Scan the entries below. List each line with "shortcut".

◇ ◇ ◇ ◇

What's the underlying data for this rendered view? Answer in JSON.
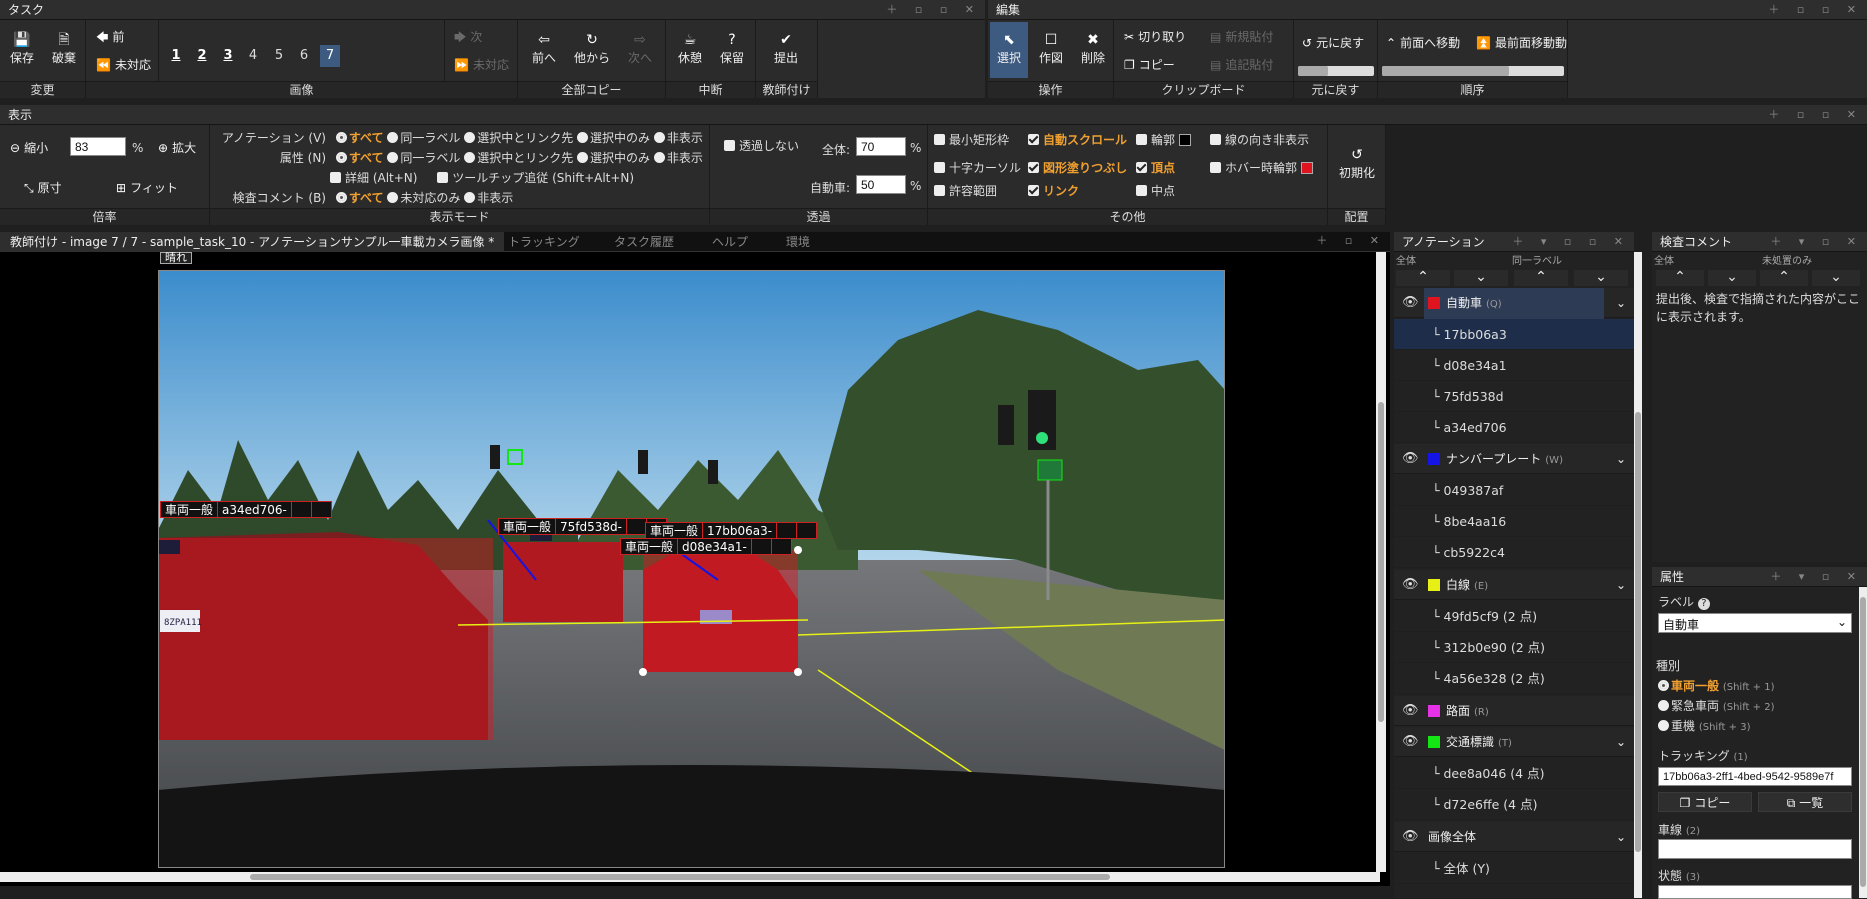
{
  "panels": {
    "task": "タスク",
    "edit": "編集",
    "view": "表示",
    "annotation": "アノテーション",
    "inspection": "検査コメント",
    "attributes": "属性"
  },
  "task": {
    "change": {
      "label": "変更",
      "save": "保存",
      "discard": "破棄"
    },
    "image": {
      "label": "画像",
      "prev": "前",
      "unanswered": "未対応",
      "pages": [
        "1",
        "2",
        "3",
        "4",
        "5",
        "6",
        "7"
      ],
      "next": "次",
      "next_unanswered": "未対応"
    },
    "copy_all": {
      "label": "全部コピー",
      "prev": "前へ",
      "other": "他から",
      "next": "次へ"
    },
    "interrupt": {
      "label": "中断",
      "rest": "休憩",
      "hold": "保留"
    },
    "teacher": {
      "label": "教師付け",
      "submit": "提出"
    }
  },
  "edit": {
    "operation": {
      "label": "操作",
      "select": "選択",
      "draw": "作図",
      "delete": "削除"
    },
    "clipboard": {
      "label": "クリップボード",
      "cut": "切り取り",
      "copy": "コピー",
      "new_paste": "新規貼付",
      "add_paste": "追記貼付"
    },
    "undo": {
      "label": "元に戻す",
      "btn": "元に戻す"
    },
    "order": {
      "label": "順序",
      "front": "前面へ移動",
      "front_most": "最前面移動動"
    }
  },
  "view": {
    "zoom": {
      "label": "倍率",
      "out": "縮小",
      "value": "83",
      "pct": "%",
      "in": "拡大",
      "orig": "原寸",
      "fit": "フィット"
    },
    "mode": {
      "label": "表示モード",
      "ann": "アノテーション (V)",
      "attr": "属性 (N)",
      "insp": "検査コメント (B)",
      "all": "すべて",
      "same": "同一ラベル",
      "link": "選択中とリンク先",
      "selonly": "選択中のみ",
      "hide": "非表示",
      "detail": "詳細 (Alt+N)",
      "tooltip": "ツールチップ追従 (Shift+Alt+N)",
      "unanswered_only": "未対応のみ"
    },
    "transparency": {
      "label": "透過",
      "none": "透過しない",
      "all_label": "全体:",
      "all_value": "70",
      "car_label": "自動車:",
      "car_value": "50",
      "pct": "%"
    },
    "other": {
      "label": "その他",
      "minrect": "最小矩形枠",
      "autoscroll": "自動スクロール",
      "outline": "輪郭",
      "line_dir": "線の向き非表示",
      "cross": "十字カーソル",
      "fill": "図形塗りつぶし",
      "vertex": "頂点",
      "hover": "ホバー時輪郭",
      "tolerance": "許容範囲",
      "link": "リンク",
      "midpoint": "中点"
    },
    "layout": {
      "label": "配置",
      "reset": "初期化"
    }
  },
  "tabs": [
    "教師付け - image 7 / 7 - sample_task_10 - アノテーションサンプル一車載カメラ画像 *",
    "トラッキング",
    "タスク履歴",
    "ヘルプ",
    "環境"
  ],
  "canvas": {
    "top_label": "晴れ",
    "labels": [
      {
        "cat": "車両一般",
        "id": "a34ed706-"
      },
      {
        "cat": "車両一般",
        "id": "75fd538d-"
      },
      {
        "cat": "車両一般",
        "id": "17bb06a3-"
      },
      {
        "cat": "車両一般",
        "id": "d08e34a1-"
      }
    ],
    "plate": "8ZPA111"
  },
  "annotation": {
    "hdr_all": "全体",
    "hdr_same": "同一ラベル",
    "cats": [
      {
        "name": "自動車",
        "shortcut": "(Q)",
        "color": "#e0141e",
        "items": [
          "17bb06a3",
          "d08e34a1",
          "75fd538d",
          "a34ed706"
        ]
      },
      {
        "name": "ナンバープレート",
        "shortcut": "(W)",
        "color": "#1414e6",
        "items": [
          "049387af",
          "8be4aa16",
          "cb5922c4"
        ]
      },
      {
        "name": "白線",
        "shortcut": "(E)",
        "color": "#e6f014",
        "items": [
          "49fd5cf9 (2 点)",
          "312b0e90 (2 点)",
          "4a56e328 (2 点)"
        ]
      },
      {
        "name": "路面",
        "shortcut": "(R)",
        "color": "#e632e6",
        "items": []
      },
      {
        "name": "交通標識",
        "shortcut": "(T)",
        "color": "#14e614",
        "items": [
          "dee8a046 (4 点)",
          "d72e6ffe (4 点)"
        ]
      },
      {
        "name": "画像全体",
        "shortcut": "",
        "color": "",
        "items": [
          "全体 (Y)"
        ]
      }
    ]
  },
  "inspection": {
    "hdr_all": "全体",
    "hdr_unanswered": "未処置のみ",
    "message": "提出後、検査で指摘された内容がここに表示されます。"
  },
  "attributes": {
    "label_title": "ラベル",
    "label_value": "自動車",
    "kind_title": "種別",
    "kinds": [
      {
        "name": "車両一般",
        "sc": "(Shift + 1)"
      },
      {
        "name": "緊急車両",
        "sc": "(Shift + 2)"
      },
      {
        "name": "重機",
        "sc": "(Shift + 3)"
      }
    ],
    "tracking_title": "トラッキング",
    "tracking_idx": "(1)",
    "tracking_value": "17bb06a3-2ff1-4bed-9542-9589e7f",
    "copy": "コピー",
    "list": "一覧",
    "lane_title": "車線",
    "lane_idx": "(2)",
    "state_title": "状態",
    "state_idx": "(3)"
  },
  "colors": {
    "accent": "#f0a030",
    "selected": "#3d5a80",
    "car": "#e0141e"
  }
}
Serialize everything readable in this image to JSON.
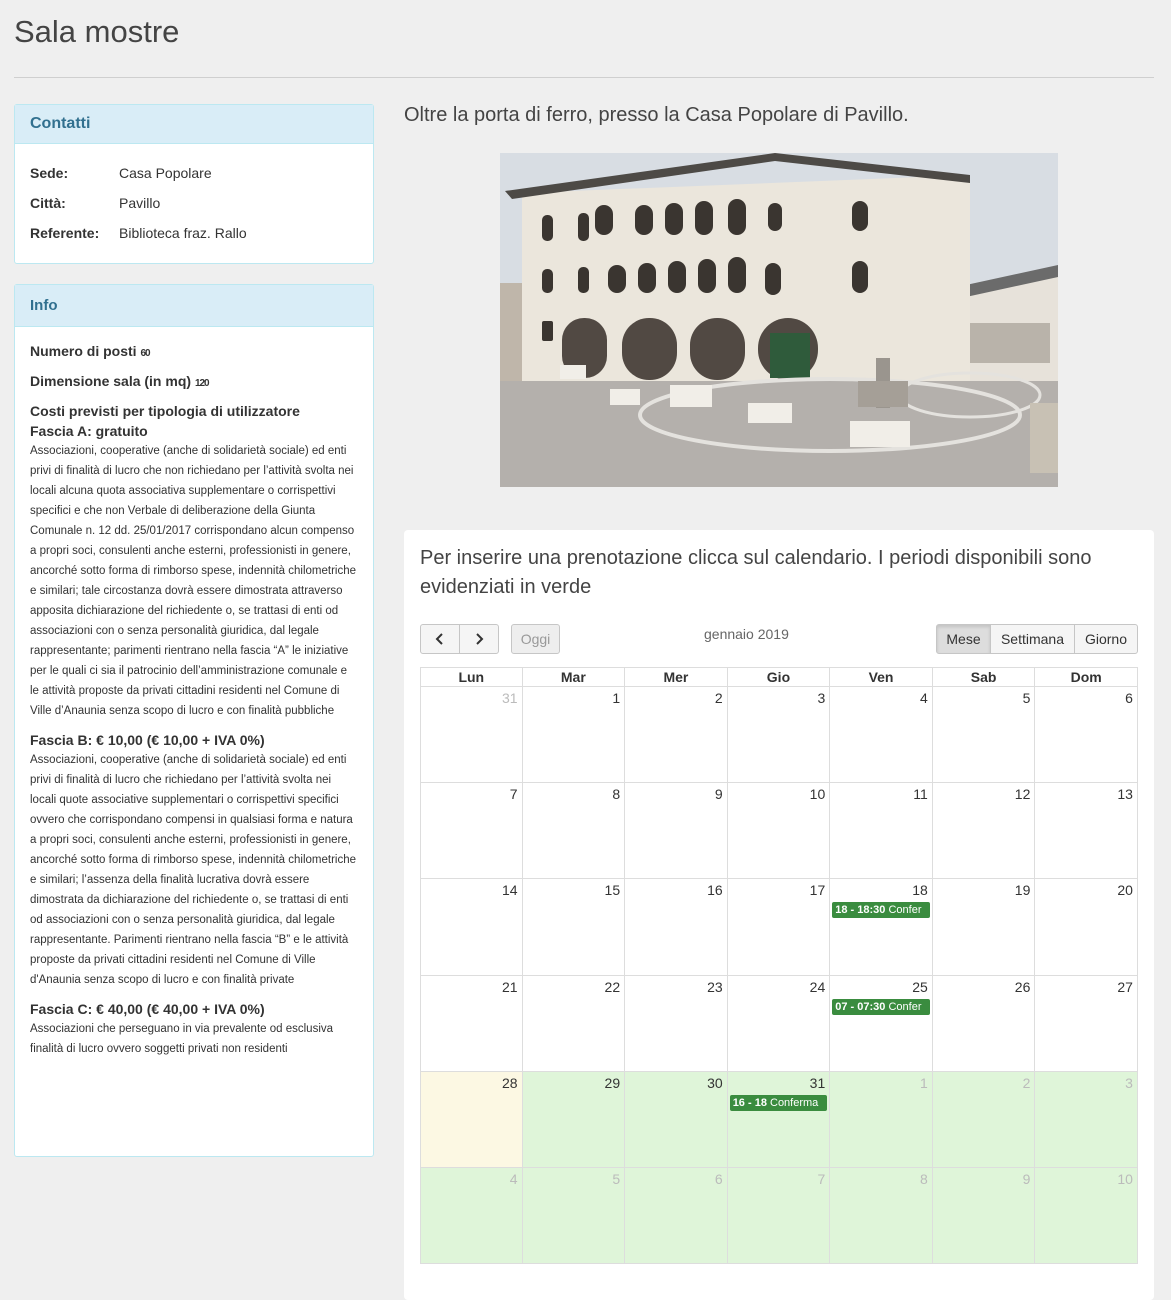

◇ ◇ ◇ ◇

** Exercise output **
        "shortcut": "(Q)",
        "shortcut": "(W)",
        "shortcut": "(E)",
        "shortcut": "(R)",
        "shortcut": "(T)",
        "shortcut": "",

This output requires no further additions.